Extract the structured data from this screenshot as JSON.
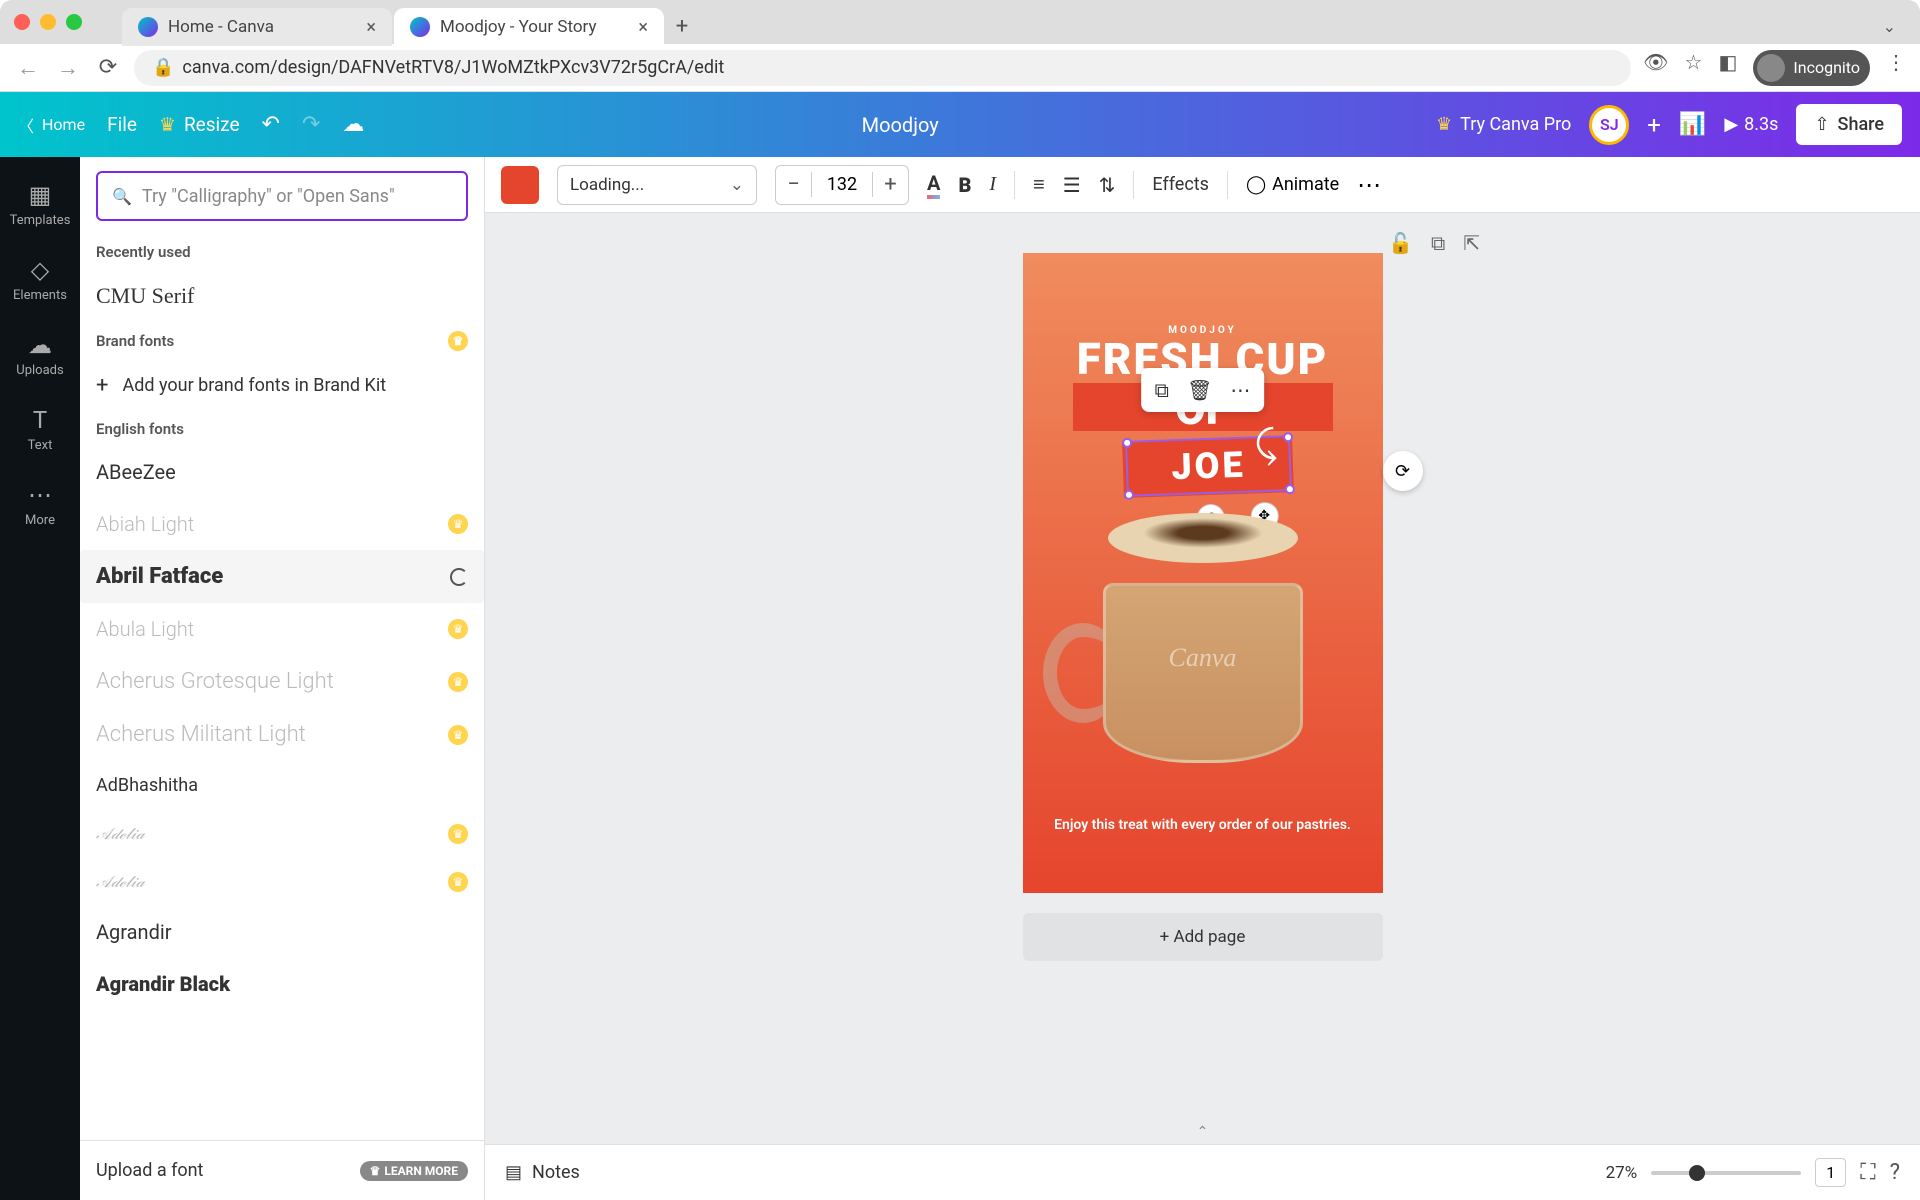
{
  "browser": {
    "tabs": [
      {
        "title": "Home - Canva"
      },
      {
        "title": "Moodjoy - Your Story"
      }
    ],
    "url": "canva.com/design/DAFNVetRTV8/J1WoMZtkPXcv3V72r5gCrA/edit",
    "incognito_label": "Incognito"
  },
  "header": {
    "home": "Home",
    "file": "File",
    "resize": "Resize",
    "doc_title": "Moodjoy",
    "try_pro": "Try Canva Pro",
    "avatar_initials": "SJ",
    "play_time": "8.3s",
    "share": "Share"
  },
  "rail": {
    "templates": "Templates",
    "elements": "Elements",
    "uploads": "Uploads",
    "text": "Text",
    "more": "More"
  },
  "font_panel": {
    "search_placeholder": "Try \"Calligraphy\" or \"Open Sans\"",
    "recently_used": "Recently used",
    "cmu_serif": "CMU Serif",
    "brand_fonts": "Brand fonts",
    "add_brand_fonts": "Add your brand fonts in Brand Kit",
    "english_fonts": "English fonts",
    "fonts": {
      "abeezee": "ABeeZee",
      "abiah": "Abiah Light",
      "abril": "Abril Fatface",
      "abula": "Abula Light",
      "acherus_g": "Acherus Grotesque Light",
      "acherus_m": "Acherus Militant Light",
      "adbhashitha": "AdBhashitha",
      "adelia1": "Adelia",
      "adelia2": "Adelia",
      "agrandir": "Agrandir",
      "agrandir_black": "Agrandir Black"
    },
    "upload_font": "Upload a font",
    "learn_more": "LEARN MORE"
  },
  "toolbar": {
    "font_name": "Loading...",
    "size": "132",
    "effects": "Effects",
    "animate": "Animate"
  },
  "canvas": {
    "moodjoy": "MOODJOY",
    "fresh_cup": "FRESH CUP",
    "of": "OF",
    "joe": "JOE",
    "watermark": "Canva",
    "description": "Enjoy this treat with every order of our pastries.",
    "add_page": "+ Add page"
  },
  "bottom": {
    "notes": "Notes",
    "zoom": "27%",
    "page": "1"
  }
}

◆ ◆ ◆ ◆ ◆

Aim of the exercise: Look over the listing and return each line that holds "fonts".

Response below:
    "brand_fonts": "Brand fonts",
    "add_brand_fonts": "Add your brand fonts in Brand Kit",
    "english_fonts": "English fonts",
    "fonts": {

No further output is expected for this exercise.